> **WHAT TO PRODUCE**:
When you reproduce the listing below, keep every entry exactly as written.

━━━━━━━━

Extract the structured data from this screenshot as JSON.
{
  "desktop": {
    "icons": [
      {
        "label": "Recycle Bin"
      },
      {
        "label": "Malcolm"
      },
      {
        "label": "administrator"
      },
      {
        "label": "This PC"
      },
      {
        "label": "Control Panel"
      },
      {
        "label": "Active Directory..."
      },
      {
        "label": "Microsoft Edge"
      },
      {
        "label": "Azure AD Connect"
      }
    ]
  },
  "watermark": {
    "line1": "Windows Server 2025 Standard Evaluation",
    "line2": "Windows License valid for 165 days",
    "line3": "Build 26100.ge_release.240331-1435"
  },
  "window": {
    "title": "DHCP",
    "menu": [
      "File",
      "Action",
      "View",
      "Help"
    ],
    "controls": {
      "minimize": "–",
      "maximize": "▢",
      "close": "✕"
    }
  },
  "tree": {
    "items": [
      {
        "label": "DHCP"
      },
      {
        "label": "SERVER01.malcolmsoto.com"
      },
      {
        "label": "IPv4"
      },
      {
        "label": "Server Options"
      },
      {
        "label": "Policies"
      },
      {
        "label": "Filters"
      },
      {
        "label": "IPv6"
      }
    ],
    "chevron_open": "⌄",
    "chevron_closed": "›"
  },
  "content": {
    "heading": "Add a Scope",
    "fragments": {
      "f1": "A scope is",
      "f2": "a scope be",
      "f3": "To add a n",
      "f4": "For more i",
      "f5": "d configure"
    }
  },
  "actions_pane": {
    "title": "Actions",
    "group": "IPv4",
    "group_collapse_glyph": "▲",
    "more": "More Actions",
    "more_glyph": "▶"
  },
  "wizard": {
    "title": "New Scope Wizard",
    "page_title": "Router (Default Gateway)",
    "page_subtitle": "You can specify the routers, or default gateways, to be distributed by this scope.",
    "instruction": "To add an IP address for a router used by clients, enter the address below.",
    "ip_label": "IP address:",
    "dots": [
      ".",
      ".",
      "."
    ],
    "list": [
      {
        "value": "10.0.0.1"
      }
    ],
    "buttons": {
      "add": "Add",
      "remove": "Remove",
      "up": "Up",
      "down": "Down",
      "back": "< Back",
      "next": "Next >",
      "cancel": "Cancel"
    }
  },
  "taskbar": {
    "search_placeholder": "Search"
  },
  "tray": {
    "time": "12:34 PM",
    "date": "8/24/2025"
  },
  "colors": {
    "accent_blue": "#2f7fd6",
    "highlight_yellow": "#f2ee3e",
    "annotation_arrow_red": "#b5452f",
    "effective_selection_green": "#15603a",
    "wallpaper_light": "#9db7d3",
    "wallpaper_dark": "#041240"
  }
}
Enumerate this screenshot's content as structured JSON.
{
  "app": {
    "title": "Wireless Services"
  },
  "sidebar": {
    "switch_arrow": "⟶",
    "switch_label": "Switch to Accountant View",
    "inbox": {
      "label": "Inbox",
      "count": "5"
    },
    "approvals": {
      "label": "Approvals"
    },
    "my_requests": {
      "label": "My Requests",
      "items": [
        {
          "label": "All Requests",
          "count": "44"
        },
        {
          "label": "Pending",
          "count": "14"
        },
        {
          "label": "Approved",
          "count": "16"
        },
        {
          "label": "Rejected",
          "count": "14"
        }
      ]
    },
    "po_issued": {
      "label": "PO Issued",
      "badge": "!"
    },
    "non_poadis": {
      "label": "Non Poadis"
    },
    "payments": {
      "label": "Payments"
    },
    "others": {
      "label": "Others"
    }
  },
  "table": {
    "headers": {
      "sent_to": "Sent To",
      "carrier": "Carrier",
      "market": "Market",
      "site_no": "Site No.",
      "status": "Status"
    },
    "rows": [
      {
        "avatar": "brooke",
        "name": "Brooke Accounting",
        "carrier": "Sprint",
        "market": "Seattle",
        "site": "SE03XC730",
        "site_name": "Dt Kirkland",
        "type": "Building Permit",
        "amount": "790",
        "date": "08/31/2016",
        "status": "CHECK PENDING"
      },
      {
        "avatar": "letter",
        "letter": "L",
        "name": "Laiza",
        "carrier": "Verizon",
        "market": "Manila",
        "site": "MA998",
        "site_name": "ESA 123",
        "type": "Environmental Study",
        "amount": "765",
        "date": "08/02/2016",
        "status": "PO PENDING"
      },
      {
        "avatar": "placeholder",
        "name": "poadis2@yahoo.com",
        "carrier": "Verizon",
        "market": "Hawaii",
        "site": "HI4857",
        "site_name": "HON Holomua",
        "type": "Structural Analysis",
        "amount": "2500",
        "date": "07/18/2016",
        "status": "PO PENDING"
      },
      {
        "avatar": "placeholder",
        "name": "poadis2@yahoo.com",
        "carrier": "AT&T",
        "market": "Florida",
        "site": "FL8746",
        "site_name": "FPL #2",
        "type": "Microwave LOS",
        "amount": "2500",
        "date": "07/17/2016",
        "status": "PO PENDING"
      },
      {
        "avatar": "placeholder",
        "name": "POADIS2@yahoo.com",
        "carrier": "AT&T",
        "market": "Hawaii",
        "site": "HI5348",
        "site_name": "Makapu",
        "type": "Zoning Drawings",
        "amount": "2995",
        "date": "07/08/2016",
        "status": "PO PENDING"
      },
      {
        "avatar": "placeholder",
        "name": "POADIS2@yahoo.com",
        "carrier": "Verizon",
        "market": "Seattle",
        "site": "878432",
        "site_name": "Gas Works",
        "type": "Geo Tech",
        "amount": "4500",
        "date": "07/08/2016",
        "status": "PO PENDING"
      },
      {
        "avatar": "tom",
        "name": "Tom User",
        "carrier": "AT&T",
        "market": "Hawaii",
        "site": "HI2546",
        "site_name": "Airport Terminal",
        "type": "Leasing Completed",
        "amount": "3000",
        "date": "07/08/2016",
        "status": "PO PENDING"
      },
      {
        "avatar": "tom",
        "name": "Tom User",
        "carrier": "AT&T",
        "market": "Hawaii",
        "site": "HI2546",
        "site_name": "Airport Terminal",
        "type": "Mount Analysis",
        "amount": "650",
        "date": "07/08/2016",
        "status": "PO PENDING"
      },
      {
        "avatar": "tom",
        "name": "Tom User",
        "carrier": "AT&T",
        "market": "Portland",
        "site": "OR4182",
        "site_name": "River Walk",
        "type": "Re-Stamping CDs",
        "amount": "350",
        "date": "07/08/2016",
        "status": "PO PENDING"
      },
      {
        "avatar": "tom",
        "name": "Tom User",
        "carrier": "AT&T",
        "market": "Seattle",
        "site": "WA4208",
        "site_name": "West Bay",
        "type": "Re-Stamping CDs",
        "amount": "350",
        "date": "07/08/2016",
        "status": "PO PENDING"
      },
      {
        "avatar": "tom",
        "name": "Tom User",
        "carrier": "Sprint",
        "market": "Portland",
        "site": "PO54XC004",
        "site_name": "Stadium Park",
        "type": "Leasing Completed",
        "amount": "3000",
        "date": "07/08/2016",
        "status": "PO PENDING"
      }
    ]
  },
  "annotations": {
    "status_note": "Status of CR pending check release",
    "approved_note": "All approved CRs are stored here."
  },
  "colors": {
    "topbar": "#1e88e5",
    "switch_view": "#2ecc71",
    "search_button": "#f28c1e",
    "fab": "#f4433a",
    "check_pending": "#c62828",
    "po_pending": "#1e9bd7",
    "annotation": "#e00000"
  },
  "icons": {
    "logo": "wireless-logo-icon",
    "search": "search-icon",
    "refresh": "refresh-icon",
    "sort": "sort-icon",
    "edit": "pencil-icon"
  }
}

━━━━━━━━

> **THE COMPLETED TASK**:
Extract the structured data from this screenshot as JSON.
{
  "desktop": {
    "icons": [
      {
        "label": "Recycle Bin"
      },
      {
        "label": "Malcolm"
      },
      {
        "label": "administrator"
      },
      {
        "label": "This PC"
      },
      {
        "label": "Control Panel"
      },
      {
        "label": "Active Directory..."
      },
      {
        "label": "Microsoft Edge"
      },
      {
        "label": "Azure AD Connect"
      }
    ]
  },
  "watermark": {
    "line1": "Windows Server 2025 Standard Evaluation",
    "line2": "Windows License valid for 165 days",
    "line3": "Build 26100.ge_release.240331-1435"
  },
  "window": {
    "title": "DHCP",
    "menu": [
      "File",
      "Action",
      "View",
      "Help"
    ],
    "controls": {
      "minimize": "–",
      "maximize": "▢",
      "close": "✕"
    }
  },
  "tree": {
    "items": [
      {
        "label": "DHCP"
      },
      {
        "label": "SERVER01.malcolmsoto.com"
      },
      {
        "label": "IPv4"
      },
      {
        "label": "Server Options"
      },
      {
        "label": "Policies"
      },
      {
        "label": "Filters"
      },
      {
        "label": "IPv6"
      }
    ],
    "chevron_open": "⌄",
    "chevron_closed": "›"
  },
  "content": {
    "heading": "Add a Scope",
    "fragments": {
      "f1": "A scope is",
      "f2": "a scope be",
      "f3": "To add a n",
      "f4": "For more i",
      "f5": "d configure"
    }
  },
  "actions_pane": {
    "title": "Actions",
    "group": "IPv4",
    "group_collapse_glyph": "▲",
    "more": "More Actions",
    "more_glyph": "▶"
  },
  "wizard": {
    "title": "New Scope Wizard",
    "page_title": "Router (Default Gateway)",
    "page_subtitle": "You can specify the routers, or default gateways, to be distributed by this scope.",
    "instruction": "To add an IP address for a router used by clients, enter the address below.",
    "ip_label": "IP address:",
    "dots": [
      ".",
      ".",
      "."
    ],
    "list": [
      {
        "value": "10.0.0.1"
      }
    ],
    "buttons": {
      "add": "Add",
      "remove": "Remove",
      "up": "Up",
      "down": "Down",
      "back": "< Back",
      "next": "Next >",
      "cancel": "Cancel"
    }
  },
  "taskbar": {
    "search_placeholder": "Search"
  },
  "tray": {
    "time": "12:34 PM",
    "date": "8/24/2025"
  },
  "colors": {
    "accent_blue": "#2f7fd6",
    "highlight_yellow": "#f2ee3e",
    "annotation_arrow_red": "#b5452f",
    "effective_selection_green": "#15603a",
    "wallpaper_light": "#9db7d3",
    "wallpaper_dark": "#041240"
  }
}
Enumerate this screenshot's content as structured JSON.
{
  "app": {
    "title": "Wireless Services"
  },
  "sidebar": {
    "switch_arrow": "⟶",
    "switch_label": "Switch to Accountant View",
    "inbox": {
      "label": "Inbox",
      "count": "5"
    },
    "approvals": {
      "label": "Approvals"
    },
    "my_requests": {
      "label": "My Requests",
      "items": [
        {
          "label": "All Requests",
          "count": "44"
        },
        {
          "label": "Pending",
          "count": "14"
        },
        {
          "label": "Approved",
          "count": "16"
        },
        {
          "label": "Rejected",
          "count": "14"
        }
      ]
    },
    "po_issued": {
      "label": "PO Issued",
      "badge": "!"
    },
    "non_poadis": {
      "label": "Non Poadis"
    },
    "payments": {
      "label": "Payments"
    },
    "others": {
      "label": "Others"
    }
  },
  "table": {
    "headers": {
      "sent_to": "Sent To",
      "carrier": "Carrier",
      "market": "Market",
      "site_no": "Site No.",
      "status": "Status"
    },
    "rows": [
      {
        "avatar": "brooke",
        "name": "Brooke Accounting",
        "carrier": "Sprint",
        "market": "Seattle",
        "site": "SE03XC730",
        "site_name": "Dt Kirkland",
        "type": "Building Permit",
        "amount": "790",
        "date": "08/31/2016",
        "status": "CHECK PENDING"
      },
      {
        "avatar": "letter",
        "letter": "L",
        "name": "Laiza",
        "carrier": "Verizon",
        "market": "Manila",
        "site": "MA998",
        "site_name": "ESA 123",
        "type": "Environmental Study",
        "amount": "765",
        "date": "08/02/2016",
        "status": "PO PENDING"
      },
      {
        "avatar": "placeholder",
        "name": "poadis2@yahoo.com",
        "carrier": "Verizon",
        "market": "Hawaii",
        "site": "HI4857",
        "site_name": "HON Holomua",
        "type": "Structural Analysis",
        "amount": "2500",
        "date": "07/18/2016",
        "status": "PO PENDING"
      },
      {
        "avatar": "placeholder",
        "name": "poadis2@yahoo.com",
        "carrier": "AT&T",
        "market": "Florida",
        "site": "FL8746",
        "site_name": "FPL #2",
        "type": "Microwave LOS",
        "amount": "2500",
        "date": "07/17/2016",
        "status": "PO PENDING"
      },
      {
        "avatar": "placeholder",
        "name": "POADIS2@yahoo.com",
        "carrier": "AT&T",
        "market": "Hawaii",
        "site": "HI5348",
        "site_name": "Makapu",
        "type": "Zoning Drawings",
        "amount": "2995",
        "date": "07/08/2016",
        "status": "PO PENDING"
      },
      {
        "avatar": "placeholder",
        "name": "POADIS2@yahoo.com",
        "carrier": "Verizon",
        "market": "Seattle",
        "site": "878432",
        "site_name": "Gas Works",
        "type": "Geo Tech",
        "amount": "4500",
        "date": "07/08/2016",
        "status": "PO PENDING"
      },
      {
        "avatar": "tom",
        "name": "Tom User",
        "carrier": "AT&T",
        "market": "Hawaii",
        "site": "HI2546",
        "site_name": "Airport Terminal",
        "type": "Leasing Completed",
        "amount": "3000",
        "date": "07/08/2016",
        "status": "PO PENDING"
      },
      {
        "avatar": "tom",
        "name": "Tom User",
        "carrier": "AT&T",
        "market": "Hawaii",
        "site": "HI2546",
        "site_name": "Airport Terminal",
        "type": "Mount Analysis",
        "amount": "650",
        "date": "07/08/2016",
        "status": "PO PENDING"
      },
      {
        "avatar": "tom",
        "name": "Tom User",
        "carrier": "AT&T",
        "market": "Portland",
        "site": "OR4182",
        "site_name": "River Walk",
        "type": "Re-Stamping CDs",
        "amount": "350",
        "date": "07/08/2016",
        "status": "PO PENDING"
      },
      {
        "avatar": "tom",
        "name": "Tom User",
        "carrier": "AT&T",
        "market": "Seattle",
        "site": "WA4208",
        "site_name": "West Bay",
        "type": "Re-Stamping CDs",
        "amount": "350",
        "date": "07/08/2016",
        "status": "PO PENDING"
      },
      {
        "avatar": "tom",
        "name": "Tom User",
        "carrier": "Sprint",
        "market": "Portland",
        "site": "PO54XC004",
        "site_name": "Stadium Park",
        "type": "Leasing Completed",
        "amount": "3000",
        "date": "07/08/2016",
        "status": "PO PENDING"
      }
    ]
  },
  "annotations": {
    "status_note": "Status of CR pending check release",
    "approved_note": "All approved CRs are stored here."
  },
  "colors": {
    "topbar": "#1e88e5",
    "switch_view": "#2ecc71",
    "search_button": "#f28c1e",
    "fab": "#f4433a",
    "check_pending": "#c62828",
    "po_pending": "#1e9bd7",
    "annotation": "#e00000"
  },
  "icons": {
    "logo": "wireless-logo-icon",
    "search": "search-icon",
    "refresh": "refresh-icon",
    "sort": "sort-icon",
    "edit": "pencil-icon"
  }
}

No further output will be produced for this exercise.